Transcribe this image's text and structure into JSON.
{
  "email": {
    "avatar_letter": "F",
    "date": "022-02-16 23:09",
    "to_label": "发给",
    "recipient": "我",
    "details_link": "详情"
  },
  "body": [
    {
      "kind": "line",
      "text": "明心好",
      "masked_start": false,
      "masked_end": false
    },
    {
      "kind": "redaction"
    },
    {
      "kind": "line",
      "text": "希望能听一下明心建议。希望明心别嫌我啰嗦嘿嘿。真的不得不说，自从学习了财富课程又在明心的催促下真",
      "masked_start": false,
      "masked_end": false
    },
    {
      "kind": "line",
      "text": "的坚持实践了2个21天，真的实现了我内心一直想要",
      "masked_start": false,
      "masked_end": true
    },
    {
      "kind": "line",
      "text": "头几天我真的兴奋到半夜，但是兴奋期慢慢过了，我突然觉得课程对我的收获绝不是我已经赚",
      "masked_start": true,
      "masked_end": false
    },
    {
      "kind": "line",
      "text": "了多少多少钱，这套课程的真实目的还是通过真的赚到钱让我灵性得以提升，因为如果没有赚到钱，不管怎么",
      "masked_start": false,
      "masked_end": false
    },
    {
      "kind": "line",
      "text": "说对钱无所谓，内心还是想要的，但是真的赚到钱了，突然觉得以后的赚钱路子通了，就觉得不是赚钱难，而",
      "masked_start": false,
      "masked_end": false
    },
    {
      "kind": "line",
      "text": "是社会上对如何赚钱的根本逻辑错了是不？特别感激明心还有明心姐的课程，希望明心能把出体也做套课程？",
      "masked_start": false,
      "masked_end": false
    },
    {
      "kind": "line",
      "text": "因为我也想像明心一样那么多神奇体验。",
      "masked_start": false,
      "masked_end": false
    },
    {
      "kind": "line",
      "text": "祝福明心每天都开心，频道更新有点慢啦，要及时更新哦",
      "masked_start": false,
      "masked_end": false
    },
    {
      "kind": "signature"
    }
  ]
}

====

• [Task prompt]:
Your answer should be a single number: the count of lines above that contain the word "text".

• [Exercise solution]:
10